Seventh, when it comes to “propitiation” (which refers to averting, turning away, or setting aside someone’s anger) it is easy to get the impression that the Father was unwilling to forgive sinners and that the Son had to persuade him by offering his life as a substitute for our own. Here we have the picture of a moralistic Father who is at cross purposes with his Son, and the doctrine of PV is in trouble if it suggests such a picture.
But as D.A. Carson writes, it is not “right to imagine in this context that Christ is well-disposed toward guilty sinners, while his Father is simply at enmity with them until Christ intervenes and by his own sacrifice to make his Father favorable or propitious”. This picture of God is false because it reduces the Father to an object of propitiation as if he was ill-disposed to us and has to be made well-disposed.
Actually, He is also the subject of propitiation. Because of his great love and generosity (Rom 8:31-32; John 3:16); his willingness to extend mercy and grace (Luke 15:11-32), and his desire to reconcile with us (2 Cor 5:18-19), the Father collaborated with the Son to provide a worthy sacrifice which would satisfy the demands of justice and turn away is right anger against sin. There really is no contradiction here. There is no need for the Son to make the Father well-dispose toward us.
In conclusion, for the above seven reasons, I see no basis for rejecting the penal view of atonement on the grounds that it misunderstands divine punishment, wrath, and human sin.
 I am thankful to Graham McFarlane for his lectures on the Atonement, given at L’Abri Fellowship in August 2003, which helped me to formulate this objection. I in no way claim that my formulation accurately represents his position.
 Williams (2005) summarizes this point succinctly when he says, “if God created the process, then God is involved, and it is his process. The interposition of a mediating natural process between God and the sinner which brings about the punishment does not remove the retributive role of God, it simply shifts its imposition” (p.4).

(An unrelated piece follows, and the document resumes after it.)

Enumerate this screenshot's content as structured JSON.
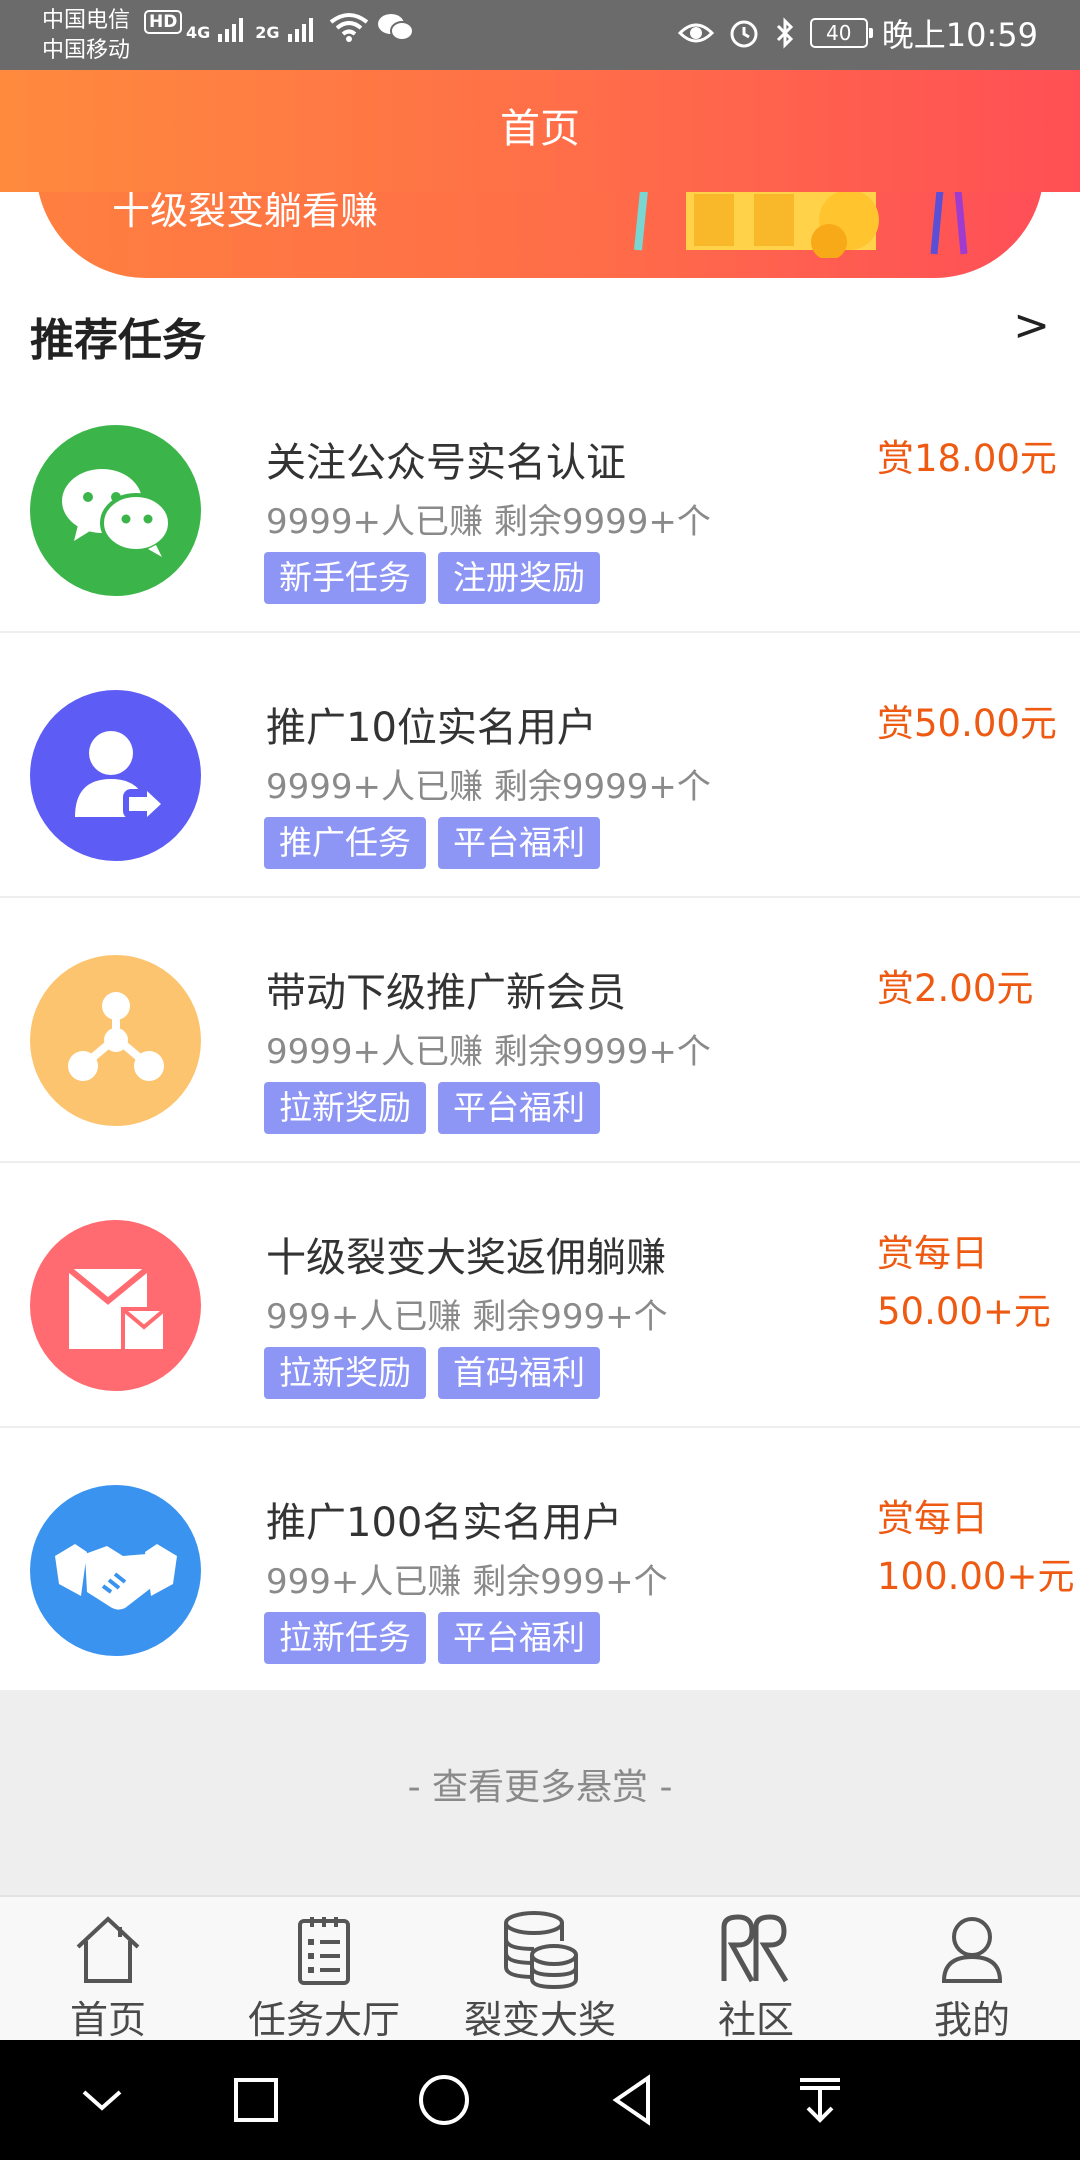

I am indebted to I. Howard Marshall for the following response. See his article The Theology of the Atonement. Presented at the “Symposium on the Atonement” held by the Evangelical Alliance at the London School of Theology in July 2005, pp.3-7.
 P.T. Forsyth The Work of Christ (London: Hodder and Stoughton, 1910), p.147, quoted in Marshall (2005), p? John Calvin said “We do not, however, insinuate that God was ever hostile to him or angry with him [i.e. Christ].” See his Institutes of the Christian Religion 2:16:11 Trans. H. Beveridge (London: J. Clarke, 1953), p.444, quoted by Marshall p. 16.
 D.A. Carson’s “Atonement in Romans 3:21-26.” The Glory of the Atonement Eds. Charles E. Hill and Frank A. James III (Downers Grove: Inter-Varsity, 2004), p.131.
 Some argue that the images of Christ’s intercession (Rom 8:34; Heb 7:25) and advocacy of us (1 John 2:1) do imply that God must be persuaded to forgive us, as if Christ is placating a vengeful and unloving God. These images do emphasize the holiness and justice of God but they are not incompatible with his love and desire to forgive. We mustn’t choose between God’s love and his justice. Both were at work in the Cross.